PRAY that this devastating season in media will lead to its greatest spiritual and ethical revival, ultimately impacting all of humankind . . . for good.

And as we pray, we would do well to also examine our own hearts and actions.

“He has told you, O man, what is good; and what does the LORD require of you but to do justice, and to love kindness, and to walk humbly with your God?” (Micah 6:8)

Bridge Builders

by Dan Rupple

In the 1989 Disney classic The Little Mermaid, the mermaid princess Ariel is dissatisfied with her underwater life. Spotting a reflection at the bottom of the ocean, a sunken fork provides Ariel a glimpse into a different world . . . a human world.

As she fantasizes about what it might be like “up there,” she longs to be “part of their world.” But it’s not until her father, King Triton, provides a way—a “bridge”—that she is able to cross over into a life above the sea.

We’ve all seen movies that introduced us to lands we’ve never known or human struggles we’ve never experienced. I’ve seen so many films, especially documentaries at the Sundance Film Festival, that have provided a “bridge” of understanding to a world of which I was previously unaware. These cinematic bridges made a new connection possible for me.

But despite this digital age of unprecedented global connectivity, as a culture we seem to be more divided than ever before. Movies may serve as bridges, allowing us to cinematically travel across the great divide from the known to the unknown. But oh how we need far more kinds of bridges built than movies can ever provide . . . bridges that connect two things that are presently disconnected, bridges that make a way where there wasn’t a way before!

Deep in the heart of God resides a bridge builder. Long before mankind put an insurmountable divide between himself and God, the Lord had conceived His plan to provide a way—a bridge—for mankind to cross back over the divide, reuniting  mankind to his Creator.

God calls us to be bridge builders as well.

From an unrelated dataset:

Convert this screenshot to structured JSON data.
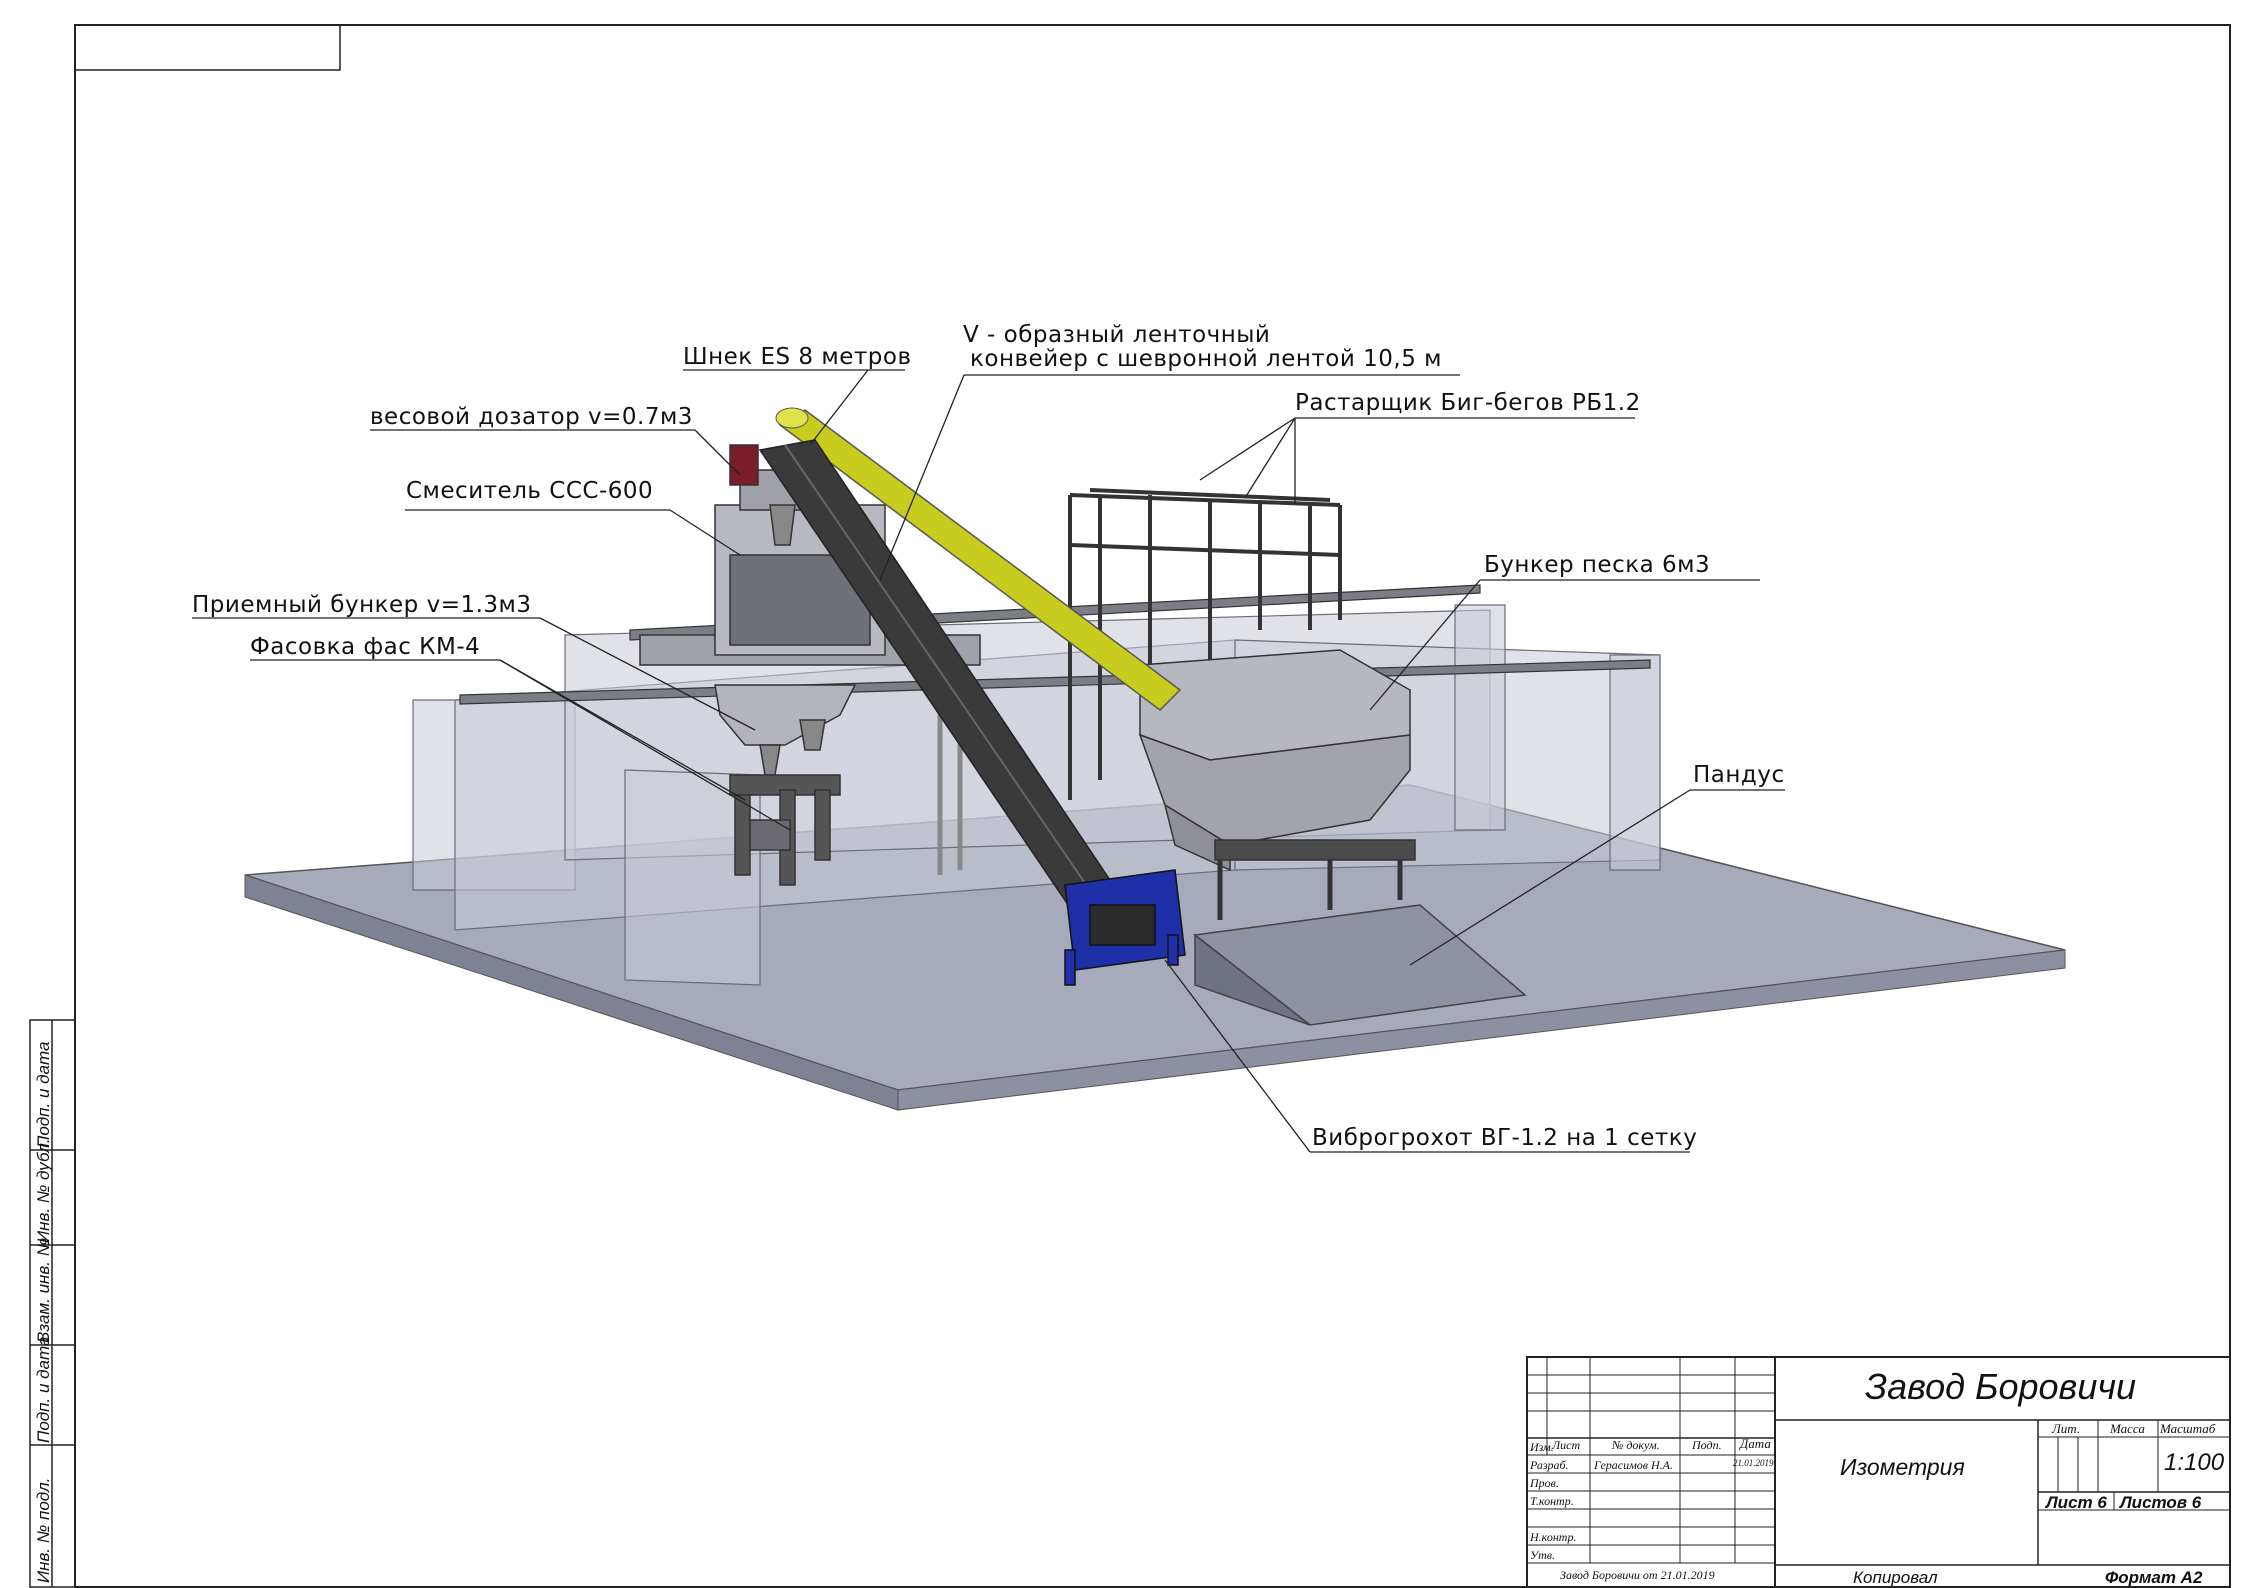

Throughout the Scriptures, we see God’s people creating bridges that didn’t previously exist. Jesus with the Samaritan woman at the well creates a bridge between ethnicities and genders (John 4). The Apostle Peter creates a bridge between Jew and Gentile when he enters the home of Cornelius (Acts 10). And the Apostle Paul crosses the divide between Jew and Roman when he appeals to Caesar (Acts 25).

I was asked recently, “If Mastermedia had a symbol, what would it be?” Without hesitation I answered, “A bridge.” Our mission is to bridge the gap between the Christian audience and the media producers who fill our screens, to connect the Christian community with the Hollywood community, and to create a respectful dialog about faith with the secular media professional. These are the divides that God has called us to bridge.

To whom has God asked you to build a bridge?